Task goal: Please set down each line of the data again, unchanged.

Source information:
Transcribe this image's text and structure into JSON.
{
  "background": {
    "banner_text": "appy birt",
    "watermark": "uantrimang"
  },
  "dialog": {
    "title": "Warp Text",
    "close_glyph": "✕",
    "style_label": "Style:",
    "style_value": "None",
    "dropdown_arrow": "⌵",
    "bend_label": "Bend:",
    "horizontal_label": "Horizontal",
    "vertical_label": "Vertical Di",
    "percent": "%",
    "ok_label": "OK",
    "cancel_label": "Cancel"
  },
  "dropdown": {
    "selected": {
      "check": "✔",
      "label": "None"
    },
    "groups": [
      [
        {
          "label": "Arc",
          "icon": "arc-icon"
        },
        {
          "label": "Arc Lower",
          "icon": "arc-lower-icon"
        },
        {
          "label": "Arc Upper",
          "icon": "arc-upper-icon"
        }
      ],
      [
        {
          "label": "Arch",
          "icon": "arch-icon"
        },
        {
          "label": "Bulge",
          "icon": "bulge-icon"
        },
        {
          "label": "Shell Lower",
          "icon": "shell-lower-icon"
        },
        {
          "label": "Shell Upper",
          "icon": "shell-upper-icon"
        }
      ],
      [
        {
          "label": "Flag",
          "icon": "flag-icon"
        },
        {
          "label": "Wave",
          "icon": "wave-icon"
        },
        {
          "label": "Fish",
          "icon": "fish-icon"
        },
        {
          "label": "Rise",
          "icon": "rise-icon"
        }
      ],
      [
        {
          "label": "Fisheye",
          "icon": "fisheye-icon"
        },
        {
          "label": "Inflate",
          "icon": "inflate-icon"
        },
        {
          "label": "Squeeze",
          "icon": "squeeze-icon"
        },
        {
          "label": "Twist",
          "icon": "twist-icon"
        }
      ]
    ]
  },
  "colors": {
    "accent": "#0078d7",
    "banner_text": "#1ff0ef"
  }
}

Solution:
Transcribe this image's text and structure into JSON.
{
  "background": {
    "banner_text": "appy birt",
    "watermark": "uantrimang"
  },
  "dialog": {
    "title": "Warp Text",
    "close_glyph": "✕",
    "style_label": "Style:",
    "style_value": "None",
    "dropdown_arrow": "⌵",
    "bend_label": "Bend:",
    "horizontal_label": "Horizontal",
    "vertical_label": "Vertical Di",
    "percent": "%",
    "ok_label": "OK",
    "cancel_label": "Cancel"
  },
  "dropdown": {
    "selected": {
      "check": "✔",
      "label": "None"
    },
    "groups": [
      [
        {
          "label": "Arc",
          "icon": "arc-icon"
        },
        {
          "label": "Arc Lower",
          "icon": "arc-lower-icon"
        },
        {
          "label": "Arc Upper",
          "icon": "arc-upper-icon"
        }
      ],
      [
        {
          "label": "Arch",
          "icon": "arch-icon"
        },
        {
          "label": "Bulge",
          "icon": "bulge-icon"
        },
        {
          "label": "Shell Lower",
          "icon": "shell-lower-icon"
        },
        {
          "label": "Shell Upper",
          "icon": "shell-upper-icon"
        }
      ],
      [
        {
          "label": "Flag",
          "icon": "flag-icon"
        },
        {
          "label": "Wave",
          "icon": "wave-icon"
        },
        {
          "label": "Fish",
          "icon": "fish-icon"
        },
        {
          "label": "Rise",
          "icon": "rise-icon"
        }
      ],
      [
        {
          "label": "Fisheye",
          "icon": "fisheye-icon"
        },
        {
          "label": "Inflate",
          "icon": "inflate-icon"
        },
        {
          "label": "Squeeze",
          "icon": "squeeze-icon"
        },
        {
          "label": "Twist",
          "icon": "twist-icon"
        }
      ]
    ]
  },
  "colors": {
    "accent": "#0078d7",
    "banner_text": "#1ff0ef"
  }
}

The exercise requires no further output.